The 7.4 AT treadmill is pretty easy to assemble. Horizon does a great job with their assembly manuals- they’re easy to follow and the images are large enough to see everything clearly.
I especially like that they have to-scale images of the bolts and screws used for each step- this makes it a lot easier to figure out what hardware goes where (I hate it when you have to skim back to the beginning of the manual to look up which piece you’re using).
The assembly process is pretty straightforward- there’s only 4 steps to get the job done.
I think most folks will be able to get the job done by themselves. Just keep in mind this is a large, heavy treadmill- it’s a good idea to have a second set of hands available for faster (and safer) assembly.
I would guess most people can have this treadmill out of the box and working within an hour or so.
The Horizon 7.4 AT comes with the following warranty:
- Lifetime frame
- Lifetime motor
- 5 year parts
- 2 year labor
Horizon always does a great job with their warranties. I think this is a fantastic guarantee for any price range, but especially for one under $1500.
You can’t beat a lifetime warranty for the frame and motor, although these days we should expect this from any self-respecting treadmill in this price range.
Five years on parts is also impressive. Two years on labor is very impressive too, considering a lot of brands max out at a year.
This is actually the same warranty the more expensive 7.8 AT offers (both are longer than the guarantee on the 7.0 AT). It’s also identical to the warranty offered by the impressive Sole F80.
Overall, Horizon is offering a great warranty on the 7.4 AT.
I think it’s pretty safe to say the 7.4 AT treadmill has a lot to offer. For the price, it comes with a spacious running surface, a powerful motor, and a generous warranty- the 3 factors I stress most highly when looking for a treadmill.
I think it stands out pretty well when compared to the other treadmills in this lineup as well.
The larger running surface, stronger motor, and longer warranty are more than enough to warrant the additional cost when compared to the 7.0 AT.

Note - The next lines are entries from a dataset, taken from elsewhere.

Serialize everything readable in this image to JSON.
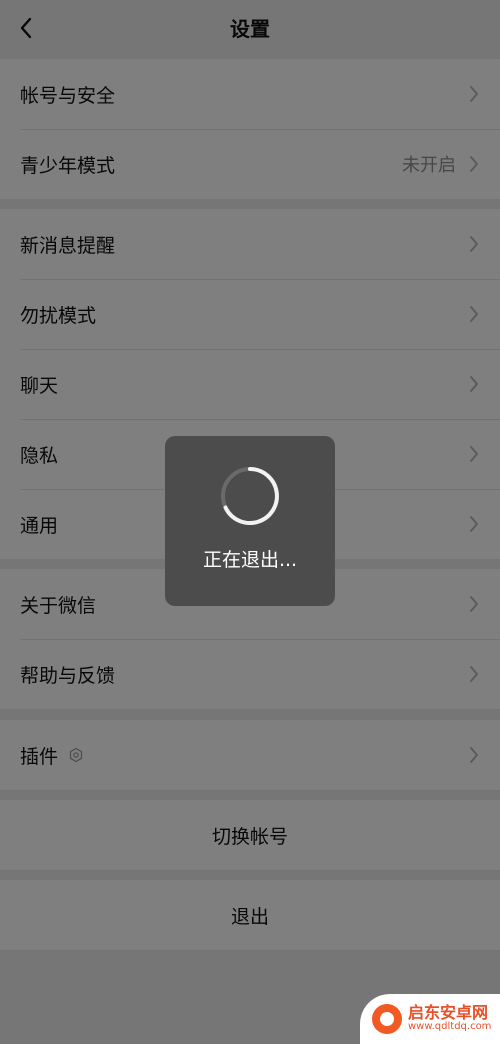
{
  "header": {
    "title": "设置",
    "back_icon": "chevron-left-icon"
  },
  "groups": [
    {
      "items": [
        {
          "label": "帐号与安全",
          "value": ""
        },
        {
          "label": "青少年模式",
          "value": "未开启"
        }
      ]
    },
    {
      "items": [
        {
          "label": "新消息提醒",
          "value": ""
        },
        {
          "label": "勿扰模式",
          "value": ""
        },
        {
          "label": "聊天",
          "value": ""
        },
        {
          "label": "隐私",
          "value": ""
        },
        {
          "label": "通用",
          "value": ""
        }
      ]
    },
    {
      "items": [
        {
          "label": "关于微信",
          "value": ""
        },
        {
          "label": "帮助与反馈",
          "value": ""
        }
      ]
    },
    {
      "items": [
        {
          "label": "插件",
          "value": "",
          "icon": "plugin-icon"
        }
      ]
    }
  ],
  "actions": {
    "switch_account": "切换帐号",
    "logout": "退出"
  },
  "toast": {
    "text": "正在退出..."
  },
  "watermark": {
    "title": "启东安卓网",
    "url": "www.qdltdq.com"
  },
  "colors": {
    "background": "#ededed",
    "cell": "#ffffff",
    "toast": "#4c4c4c",
    "watermark_accent": "#e8502a"
  }
}
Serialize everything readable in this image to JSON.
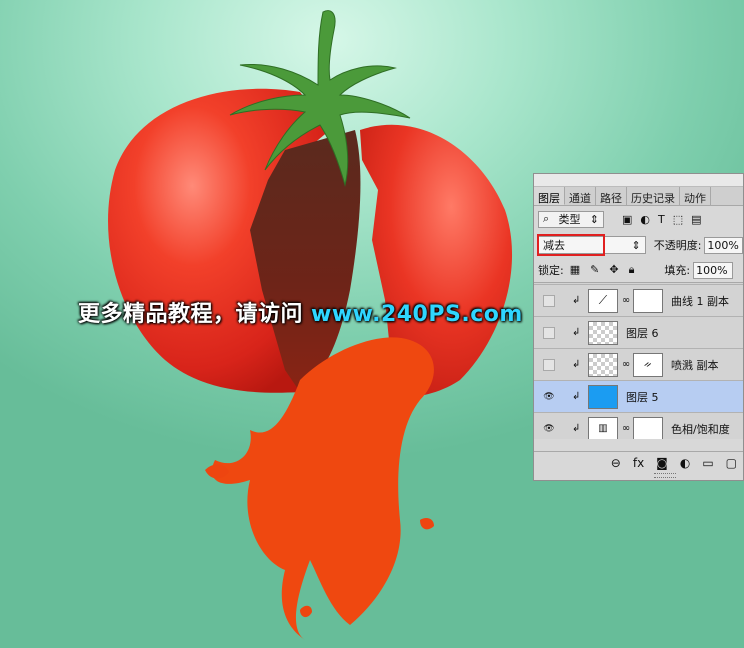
{
  "watermark": {
    "text_cn": "更多精品教程，请访问",
    "url": "www.240PS.com"
  },
  "layers_panel": {
    "tabs": [
      {
        "label": "图层"
      },
      {
        "label": "通道"
      },
      {
        "label": "路径"
      },
      {
        "label": "历史记录"
      },
      {
        "label": "动作"
      }
    ],
    "filter_kind": "类型",
    "filter_icons": [
      "image-icon",
      "adjustment-icon",
      "type-icon",
      "shape-icon",
      "smart-object-icon"
    ],
    "blend_mode": "减去",
    "opacity_label": "不透明度:",
    "opacity_value": "100%",
    "lock_label": "锁定:",
    "fill_label": "填充:",
    "fill_value": "100%",
    "layers": [
      {
        "name": "曲线 1 副本",
        "visible": false,
        "thumb": "curves-icon",
        "mask": "white"
      },
      {
        "name": "图层 6",
        "visible": false,
        "thumb": "checker"
      },
      {
        "name": "喷溅 副本",
        "visible": false,
        "thumb": "checker",
        "mask": "splash"
      },
      {
        "name": "图层 5",
        "visible": true,
        "selected": true,
        "thumb": "blue"
      },
      {
        "name": "色相/饱和度",
        "visible": true,
        "thumb": "hue-sat-icon",
        "mask": "white",
        "partial": true
      }
    ],
    "colors": {
      "selected_row": "#b7cdf2",
      "layer5_fill": "#1b9cf2",
      "highlight_box": "#e02020"
    }
  }
}
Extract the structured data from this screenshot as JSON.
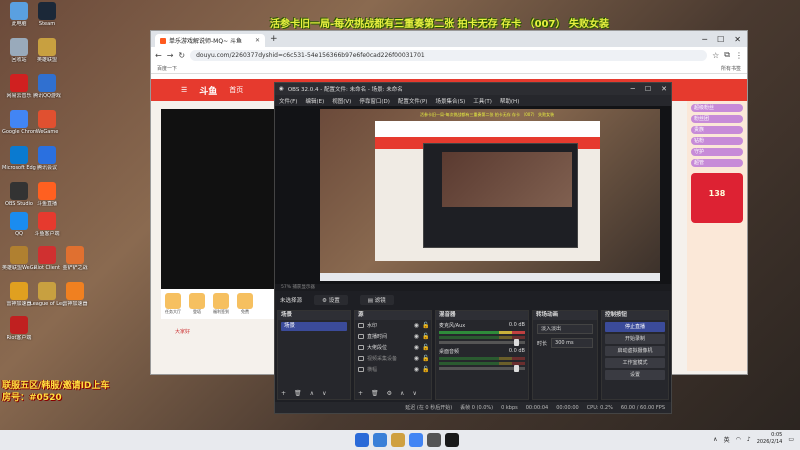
{
  "overlay": {
    "top_text": "活参卡旧一局-每次挑战都有三重奏第二张 拍卡无存 存卡 （007） 失败女装",
    "left_line1": "联服五区/韩服/邀请ID上车",
    "left_line2": "房号：#0520"
  },
  "desktop": {
    "icons": [
      {
        "label": "此电脑",
        "color": "#5aa0e0"
      },
      {
        "label": "Steam",
        "color": "#1b2838"
      },
      {
        "label": "回收站",
        "color": "#9ab"
      },
      {
        "label": "英雄联盟",
        "color": "#c8a040"
      },
      {
        "label": "网易云音乐",
        "color": "#d02020"
      },
      {
        "label": "腾讯QQ游戏",
        "color": "#3070d0"
      },
      {
        "label": "Google Chrome",
        "color": "#4285f4"
      },
      {
        "label": "WeGame",
        "color": "#e05030"
      },
      {
        "label": "Microsoft Edge",
        "color": "#0a7ad0"
      },
      {
        "label": "腾讯会议",
        "color": "#2a70e0"
      },
      {
        "label": "OBS Studio",
        "color": "#333"
      },
      {
        "label": "斗鱼直播",
        "color": "#ff6020"
      },
      {
        "label": "QQ",
        "color": "#1a8cf0"
      },
      {
        "label": "斗鱼客户端",
        "color": "#e63a2e"
      },
      {
        "label": "英雄联盟WeGame",
        "color": "#b08030"
      },
      {
        "label": "Riot Client",
        "color": "#d03030"
      },
      {
        "label": "金铲铲之战",
        "color": "#e07030"
      },
      {
        "label": "雷神加速器",
        "color": "#e0a020"
      },
      {
        "label": "League of Legends",
        "color": "#c8a040"
      },
      {
        "label": "雷神加速器",
        "color": "#f08020"
      },
      {
        "label": "Riot客户端",
        "color": "#c02020"
      }
    ]
  },
  "chrome": {
    "tab_title": "单乐游戏解说师-MQ~ 斗鱼",
    "url": "douyu.com/2260377dyshid=c6c531-54e156366b97e6fe0cad226f00031701",
    "bookmark": "百度一下",
    "bookmark_right": "所有书签",
    "site_logo": "斗鱼",
    "nav_home": "首页",
    "gift_labels": [
      "任务大厅",
      "登塔",
      "福利签到",
      "免费"
    ],
    "side_badges": [
      "超级粉丝",
      "粉丝团",
      "贵族",
      "钻粉",
      "守护",
      "超管"
    ],
    "promo_text": "138",
    "tag_line": "大家好"
  },
  "obs": {
    "title": "OBS 32.0.4 - 配置文件: 未命名 - 场景: 未命名",
    "menu": [
      "文件(F)",
      "编辑(E)",
      "视图(V)",
      "停靠窗口(D)",
      "配置文件(P)",
      "场景集合(S)",
      "工具(T)",
      "帮助(H)"
    ],
    "preview_bar": "57%   捕获显示器",
    "no_source": "未选择源",
    "props_btn": "设置",
    "filters_btn": "滤镜",
    "scenes_header": "场景",
    "scene_item": "场景",
    "sources_header": "源",
    "sources": [
      {
        "name": "水印",
        "dim": false
      },
      {
        "name": "直播时间",
        "dim": false
      },
      {
        "name": "大佬段位",
        "dim": false
      },
      {
        "name": "视频采集设备",
        "dim": true
      },
      {
        "name": "横幅",
        "dim": true
      }
    ],
    "mixer_header": "混音器",
    "mixer": [
      {
        "name": "麦克风/Aux",
        "db": "0.0 dB",
        "active": true
      },
      {
        "name": "桌面音频",
        "db": "0.0 dB",
        "active": false
      }
    ],
    "transitions_header": "转场动画",
    "transition": "淡入淡出",
    "duration_label": "时长",
    "duration": "300 ms",
    "controls_header": "控制按钮",
    "controls": [
      "停止直播",
      "开始录制",
      "启动虚拟摄像机",
      "工作室模式",
      "设置"
    ],
    "status": [
      "延迟 (在 0 秒后开始)",
      "丢帧 0 (0.0%)",
      "0 kbps",
      "00:00:04",
      "00:00:00",
      "CPU: 0.2%",
      "60.00 / 60.00 FPS"
    ]
  },
  "taskbar": {
    "lang": "英",
    "time": "0:05",
    "date": "2026/2/14",
    "apps": [
      "#3a80d8",
      "#cfa040",
      "#4285f4",
      "#555",
      "#1a1a1a"
    ]
  }
}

But the line’s a little finer when compared to the 7.8 AT. Yes, the 7.8 AT has a slightly more powerful motor (4.0 vs 3.5 CHP), but the running surfaces and warranties are identical.
The only other noticeable differences are found in the size of the screen and the fact that the 7.8 AT has the addition of the dial controls.
Are these small differences enough to warrant the additional $300?
If you’re a serious runner, then maybe- the stronger motor makes sense. But for the more casual runners and joggers, I’d say save the money and go with the 7.4 AT.
What about the other comps out there?
I compared this treadmill to the Sole F80 a few times because I love Sole products and they regularly make my “best of” lists. Toe to toe, the 7.4 AT holds its own against what I consider to be one of the best treadmills in this price range.
Both treadmills come with the same motor strength, the same running surface, and the same warranty. They both come with the same amount of workouts and the same bluetooth options.
Ultimately, I’d have to choose the Sole F80 because it has larger rollers and a higher weight capacity, but it’s a close call.
Overall, I think Horizon has a developed an impressive treadmill with their 7.4 AT model. It’s priced fairly and has the specs to hang with the best in this class. In other words, a smart buy.